Three ways to save the world
It would seem that adults in our lives are often lost when it comes to solving human life problems. Yet in recent years real-life saviors arise from childhood and miraculously are leaders of compassion that work to undue the harm committed on other children. Perhaps this is happening due to Catherine Ryan Hyde’s 1999 “Pay it forward” novel. The story begins with a 7th grade assignment for the children to propose three ways that the world could be saved. One book and a movie where 7th graders proposed ways to save the world resulted in a Pay It Forward Foundation 501 (c3) Non-Profit Organization, and a global initiative “Pay-it-forward day.” Are the children meant to lead us?
Twelve-year-old Craig Kielburger read a single news story about the death of a child laborer and worked without fear, but with determination to stop labor camps full of children as young as four years old. He continues today and shares his results in many books he has written.
A recent example following the Flint, Michigan, water crisis, caused by adults expected to govern and protect the people, when Flint residents discovered elevated levels of lead contaminating the water supply after the city was disconnected from Detroit’s water line as a cost-cutting measure in 2014. Yet it was Gitanjali Rao, an appalled 11 year-old who after two years became inspired to develop a quicker, better, and less expensive test solution. Test problem solved. Maybe Craig Kielburger is correct - children can do more because they don’t have as many fears as adults.
The Boothbay-Boothbay Harbor Community School District also witnessed high school student Lilly Sherburne’s research project uncover lead in drinking water.

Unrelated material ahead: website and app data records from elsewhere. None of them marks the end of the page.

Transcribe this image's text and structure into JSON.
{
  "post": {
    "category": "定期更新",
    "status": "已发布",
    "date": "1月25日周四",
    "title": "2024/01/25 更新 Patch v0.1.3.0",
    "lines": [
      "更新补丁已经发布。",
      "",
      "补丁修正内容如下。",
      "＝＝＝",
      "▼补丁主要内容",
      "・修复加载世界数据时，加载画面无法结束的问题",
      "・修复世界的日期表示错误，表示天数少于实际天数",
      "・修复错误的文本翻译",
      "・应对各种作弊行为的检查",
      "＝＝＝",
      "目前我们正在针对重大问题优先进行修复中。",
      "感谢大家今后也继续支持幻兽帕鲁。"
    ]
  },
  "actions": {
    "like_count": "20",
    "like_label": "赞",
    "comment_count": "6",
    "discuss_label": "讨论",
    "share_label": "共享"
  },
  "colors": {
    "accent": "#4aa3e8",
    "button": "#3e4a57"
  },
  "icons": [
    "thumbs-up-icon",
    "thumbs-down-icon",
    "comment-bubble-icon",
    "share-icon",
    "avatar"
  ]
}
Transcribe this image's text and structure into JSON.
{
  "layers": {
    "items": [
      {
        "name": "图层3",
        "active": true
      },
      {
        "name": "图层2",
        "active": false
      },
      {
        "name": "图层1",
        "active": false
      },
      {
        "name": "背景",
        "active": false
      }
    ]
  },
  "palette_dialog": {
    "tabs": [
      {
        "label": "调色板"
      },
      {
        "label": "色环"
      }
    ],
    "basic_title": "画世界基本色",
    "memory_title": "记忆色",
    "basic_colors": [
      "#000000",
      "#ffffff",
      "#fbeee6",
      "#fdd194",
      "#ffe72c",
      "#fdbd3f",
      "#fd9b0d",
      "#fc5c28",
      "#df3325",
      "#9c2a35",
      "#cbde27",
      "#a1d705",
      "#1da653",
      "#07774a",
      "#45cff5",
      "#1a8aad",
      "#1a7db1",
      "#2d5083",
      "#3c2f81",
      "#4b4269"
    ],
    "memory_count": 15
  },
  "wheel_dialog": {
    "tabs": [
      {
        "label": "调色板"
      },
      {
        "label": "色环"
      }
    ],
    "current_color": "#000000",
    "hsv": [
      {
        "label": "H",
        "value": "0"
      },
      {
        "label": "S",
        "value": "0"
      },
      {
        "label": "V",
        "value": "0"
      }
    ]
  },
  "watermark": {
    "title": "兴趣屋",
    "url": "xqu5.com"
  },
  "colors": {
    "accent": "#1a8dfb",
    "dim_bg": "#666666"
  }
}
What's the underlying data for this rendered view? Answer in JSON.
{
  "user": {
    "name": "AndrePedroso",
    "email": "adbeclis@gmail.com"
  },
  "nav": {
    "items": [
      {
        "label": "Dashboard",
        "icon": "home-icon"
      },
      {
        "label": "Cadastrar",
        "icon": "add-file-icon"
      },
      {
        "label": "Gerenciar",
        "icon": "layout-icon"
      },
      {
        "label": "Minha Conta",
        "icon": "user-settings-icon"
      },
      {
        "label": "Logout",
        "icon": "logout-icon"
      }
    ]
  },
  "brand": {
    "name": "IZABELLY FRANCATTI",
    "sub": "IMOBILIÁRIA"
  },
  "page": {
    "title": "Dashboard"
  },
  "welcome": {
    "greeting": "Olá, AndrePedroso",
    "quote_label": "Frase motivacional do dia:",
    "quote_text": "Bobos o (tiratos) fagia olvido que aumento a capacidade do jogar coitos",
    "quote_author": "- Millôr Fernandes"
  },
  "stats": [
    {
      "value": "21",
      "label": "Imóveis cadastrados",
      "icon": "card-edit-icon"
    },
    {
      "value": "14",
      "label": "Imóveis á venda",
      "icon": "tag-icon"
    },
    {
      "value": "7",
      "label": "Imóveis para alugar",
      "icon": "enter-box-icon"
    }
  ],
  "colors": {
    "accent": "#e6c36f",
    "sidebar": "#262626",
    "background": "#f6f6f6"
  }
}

Maybe we are wrong to see ourselves as primary solvers of problems. It is more likely to see us as causers or deniers of problems. Perhaps we need more class assignments asking for three ways to save the world. Perhaps we need to look for more children to lead us into a better world.